WORK TO BE COMPLETED: The word "username" may appear in some of the lines below. State how many lines contain it, and write only that number.

[App and web page records]
*** Block opens ***

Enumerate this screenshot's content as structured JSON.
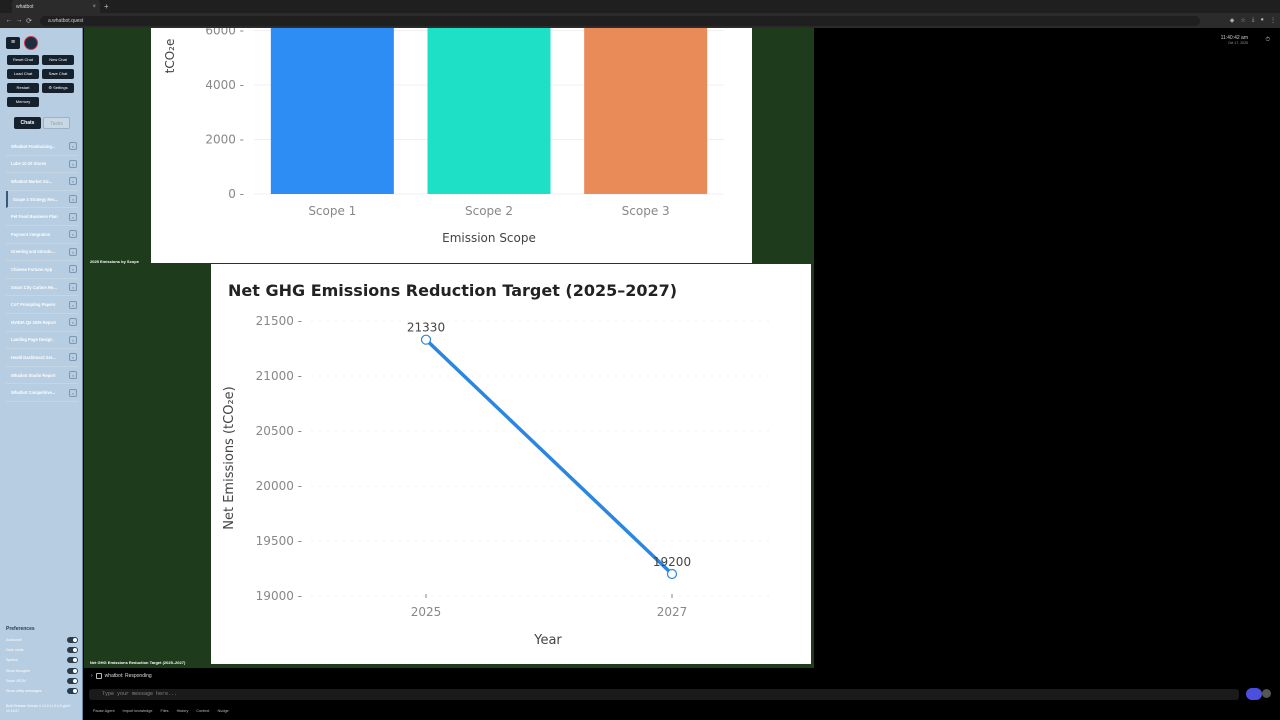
{
  "browser": {
    "tab_title": "whatbot",
    "tab_close": "×",
    "new_tab": "+",
    "url": "a.whatbot.quest",
    "nav": {
      "back": "←",
      "forward": "→",
      "reload": "⟳"
    }
  },
  "sidebar": {
    "menu_icon": "hamburger-icon",
    "buttons": [
      "Reset Chat",
      "New Chat",
      "Load Chat",
      "Save Chat",
      "Restart",
      "⚙ Settings",
      "Memory"
    ],
    "tabs": {
      "active": "Chats",
      "inactive": "Tasks"
    },
    "chats": [
      "Whatbot Fundraising...",
      "Lube 10-20 Stores",
      "Whatbot Market Siz...",
      "Scope 3 Strategy Rec...",
      "Pet Food Business Plan",
      "Payment integration",
      "Greeting and introdu...",
      "Chinese Fortune App",
      "Smart City Carbon Re...",
      "CoT Prompting Papers",
      "NVIDIA Q2 2025 Report",
      "Landing Page Design",
      "Heatil Dashboard Set...",
      "Whatbot Studio Report",
      "Whatbot Competitive..."
    ],
    "active_chat_index": 3,
    "close_glyph": "×",
    "preferences_title": "Preferences",
    "preferences": [
      "Autoscroll",
      "Dark mode",
      "Speech",
      "Show thoughts",
      "Show JSON",
      "Show utility messages"
    ],
    "version": "Built Release Version 0.10.0 v1.0.0-9-g0e0 12:14:57"
  },
  "main": {
    "bar_caption": "2025 Emissions by Scope",
    "line_caption": "Net GHG Emissions Reduction Target (2025–2027)"
  },
  "chart_data": [
    {
      "type": "bar",
      "title": "2025 Emissions by Scope",
      "categories": [
        "Scope 1",
        "Scope 2",
        "Scope 3"
      ],
      "colors": [
        "#2e8cf5",
        "#1ee0c6",
        "#e88b58"
      ],
      "visible_tick_labels": [
        "0",
        "2000",
        "4000",
        "6000"
      ],
      "values_note_min": 6000,
      "ylim_visible": [
        0,
        6000
      ],
      "xlabel": "Emission Scope",
      "ylabel": "tCO₂e",
      "values": [
        6000,
        6000,
        6000
      ],
      "grid": true
    },
    {
      "type": "line",
      "title": "Net GHG Emissions Reduction Target (2025–2027)",
      "x": [
        2025,
        2027
      ],
      "y": [
        21330,
        19200
      ],
      "data_labels": [
        "21330",
        "19200"
      ],
      "xlabel": "Year",
      "ylabel": "Net Emissions (tCO₂e)",
      "yticks": [
        "19000",
        "19500",
        "20000",
        "20500",
        "21000",
        "21500"
      ],
      "xticks": [
        "2025",
        "2027"
      ],
      "ylim": [
        19000,
        21500
      ],
      "color": "#2a86e0",
      "grid": true
    }
  ],
  "status": {
    "time": "11:40:42 am",
    "date": "Oct 17, 2025",
    "responding_label": "whatbot: Responding"
  },
  "input": {
    "placeholder": "Type your message here..."
  },
  "footer": [
    "Pause Agent",
    "Import knowledge",
    "Files",
    "History",
    "Context",
    "Nudge"
  ]
}
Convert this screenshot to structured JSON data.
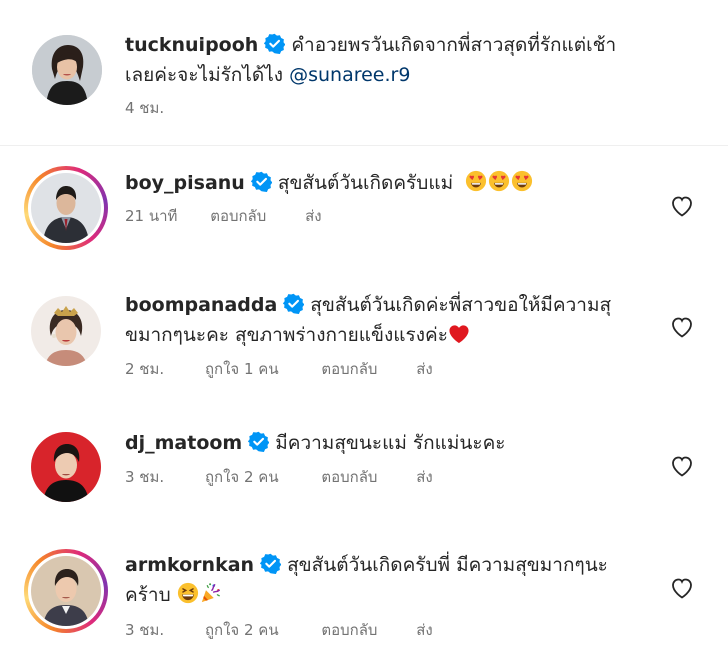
{
  "post_caption": {
    "username": "tucknuipooh",
    "verified": true,
    "text_line1": "คำอวยพรวันเกิดจากพี่สาวสุดที่รักแต่เช้า",
    "text_line2": "เลยค่ะจะไม่รักได้ไง",
    "mention": "@sunaree.r9",
    "time": "4 ชม."
  },
  "comments": [
    {
      "username": "boy_pisanu",
      "verified": true,
      "text_line1": "สุขสันต์วันเกิดครับแม่",
      "emojis": [
        "heart-eyes-emoji",
        "heart-eyes-emoji",
        "heart-eyes-emoji"
      ],
      "time": "21 นาที",
      "likes": "",
      "reply_label": "ตอบกลับ",
      "send_label": "ส่ง"
    },
    {
      "username": "boompanadda",
      "verified": true,
      "text_line1": "สุขสันต์วันเกิดค่ะพี่สาวขอให้มีความสุ",
      "text_line2": "ขมากๆนะคะ สุขภาพร่างกายแข็งแรงค่ะ",
      "emojis": [
        "red-heart-emoji"
      ],
      "time": "2 ชม.",
      "likes": "ถูกใจ 1 คน",
      "reply_label": "ตอบกลับ",
      "send_label": "ส่ง"
    },
    {
      "username": "dj_matoom",
      "verified": true,
      "text_line1": "มีความสุขนะแม่ รักแม่นะคะ",
      "time": "3 ชม.",
      "likes": "ถูกใจ 2 คน",
      "reply_label": "ตอบกลับ",
      "send_label": "ส่ง"
    },
    {
      "username": "armkornkan",
      "verified": true,
      "text_line1": "สุขสันต์วันเกิดครับพี่ มีความสุขมากๆนะ",
      "text_line2": "คร้าบ",
      "emojis": [
        "grinning-squint-emoji",
        "party-popper-emoji"
      ],
      "time": "3 ชม.",
      "likes": "ถูกใจ 2 คน",
      "reply_label": "ตอบกลับ",
      "send_label": "ส่ง"
    }
  ],
  "icons": {
    "verified": "verified-badge-icon",
    "like": "heart-outline-icon"
  },
  "colors": {
    "verified_blue": "#0095f6",
    "mention_blue": "#00376b",
    "meta_gray": "#737373",
    "story_ring": [
      "#f58529",
      "#dd2a7b",
      "#8134af"
    ]
  }
}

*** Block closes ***

YOUR RESPONSE: 5